The total investment is noted to be nearly C$500m ($403m) higher than last year’s figure.

CN president and CEO Luc Jobin said: “CN is investing more than ever before in the safety, efficiency and resiliency of our network.

“These record investments, a substantial portion of which will go to new capacity and growth projects, will improve our network fluidity, allowing us to deliver superior service to meet our customers’ growing freight volumes.”

"These record investments, a substantial portion of which will go to new capacity and growth projects, will improve our network fluidity, allowing us to deliver superior service."

The company will invest nearly C$1.6bn ($1.29bn) into track and railway infrastructure maintenance to increase operational safety.

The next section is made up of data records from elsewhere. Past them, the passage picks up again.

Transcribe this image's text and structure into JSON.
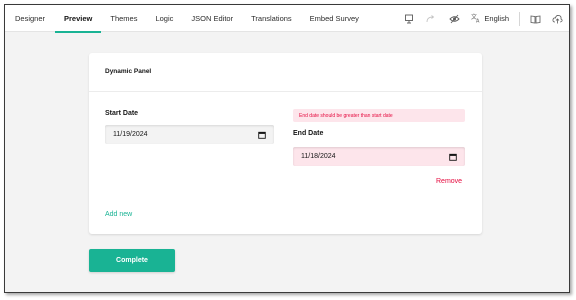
{
  "toolbar": {
    "tabs": [
      {
        "label": "Designer"
      },
      {
        "label": "Preview",
        "active": true
      },
      {
        "label": "Themes"
      },
      {
        "label": "Logic"
      },
      {
        "label": "JSON Editor"
      },
      {
        "label": "Translations"
      },
      {
        "label": "Embed Survey"
      }
    ],
    "language": "English",
    "icons": [
      "device-icon",
      "undo-icon",
      "hide-invisible-icon",
      "translate-icon",
      "book-icon",
      "cloud-upload-icon"
    ]
  },
  "panel": {
    "title": "Dynamic Panel",
    "start_date": {
      "title": "Start Date",
      "value": "11/19/2024"
    },
    "end_date": {
      "title": "End Date",
      "value": "11/18/2024",
      "error": "End date should be greater than start date"
    },
    "remove_label": "Remove",
    "add_new_label": "Add new"
  },
  "complete_label": "Complete",
  "colors": {
    "accent": "#19b394",
    "error": "#e50a3e",
    "error_bg": "#fde5eb",
    "page_bg": "#f3f3f3"
  }
}
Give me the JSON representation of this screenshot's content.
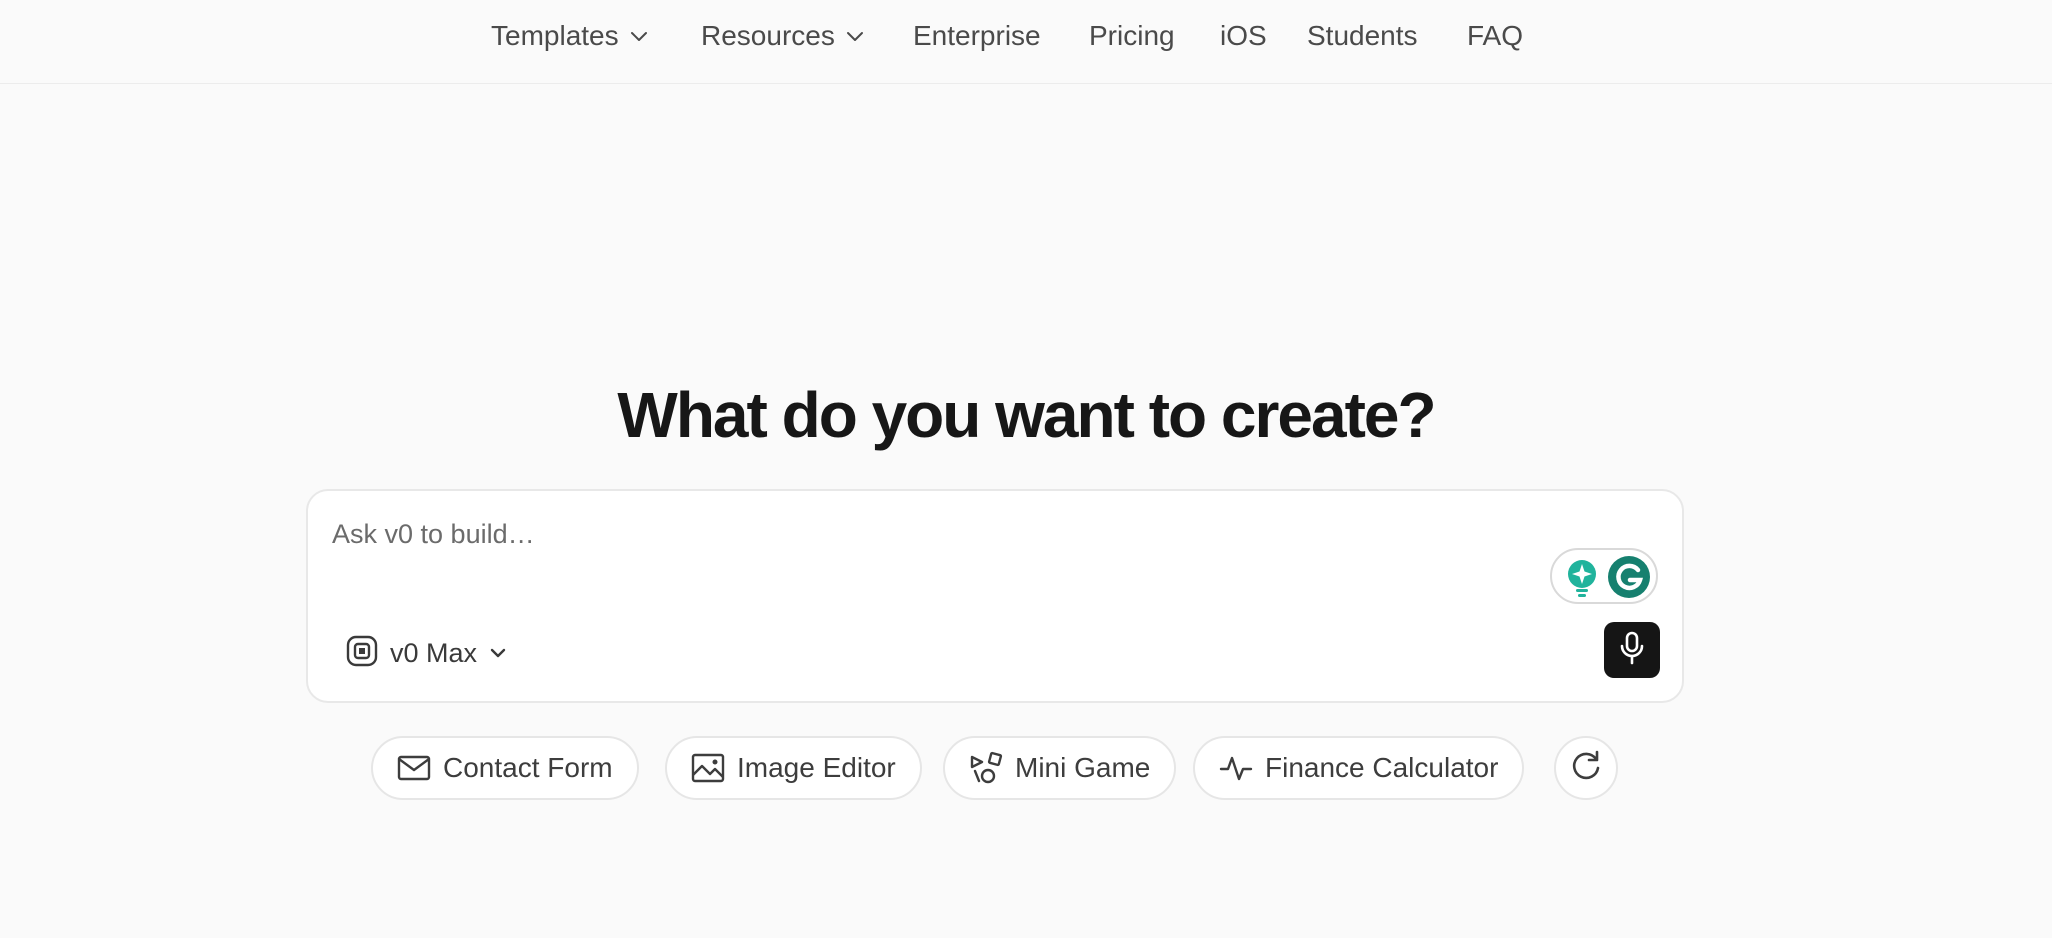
{
  "nav": {
    "items": [
      {
        "label": "Templates",
        "dropdown": true
      },
      {
        "label": "Resources",
        "dropdown": true
      },
      {
        "label": "Enterprise"
      },
      {
        "label": "Pricing"
      },
      {
        "label": "iOS"
      },
      {
        "label": "Students"
      },
      {
        "label": "FAQ"
      }
    ]
  },
  "hero": {
    "title": "What do you want to create?"
  },
  "prompt": {
    "placeholder": "Ask v0 to build…",
    "value": "",
    "model": "v0 Max",
    "model_icon": "model-chip-icon",
    "mic_icon": "microphone-icon"
  },
  "extensions": {
    "grammarly_icons": [
      "lightbulb-sparkle-icon",
      "grammarly-logo-icon"
    ],
    "accent": "#16806f"
  },
  "suggestions": [
    {
      "label": "Contact Form",
      "icon": "mail-icon"
    },
    {
      "label": "Image Editor",
      "icon": "image-icon"
    },
    {
      "label": "Mini Game",
      "icon": "shapes-icon"
    },
    {
      "label": "Finance Calculator",
      "icon": "activity-icon"
    }
  ],
  "refresh_icon": "refresh-icon",
  "colors": {
    "background": "#fafafa",
    "mic_button": "#151515",
    "text": "#171717"
  }
}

The scope of work includes the replacement of 2.1 million rail ties and 600 miles of track, as well as building, bridge and general track maintenance works.

CN is expected to spend almost C$400m ($322.4m) on the acquisition of equipment, including new high-horsepower locomotives.

An additional C$800m ($645m) will also be invested in various initiatives to improve capacity and enable growth, including investments in yards and intermodal terminals.

The funding will also be used to procure new information technology to enhance safety performance, as well as customer service and other programmes.

In addition, the capacity and equipment investments also cover the delivery of the first 60 new GE locomotives as part of a three-year order for a total of 200 new units.

The investment package also includes double tracking and siding extensions along the West Coast to Chicago corridors.

Furthermore, the company intends to invest around C$400m ($322.4m) to implement Positive Train Control (PTC) systems across 3,500mi of its US network.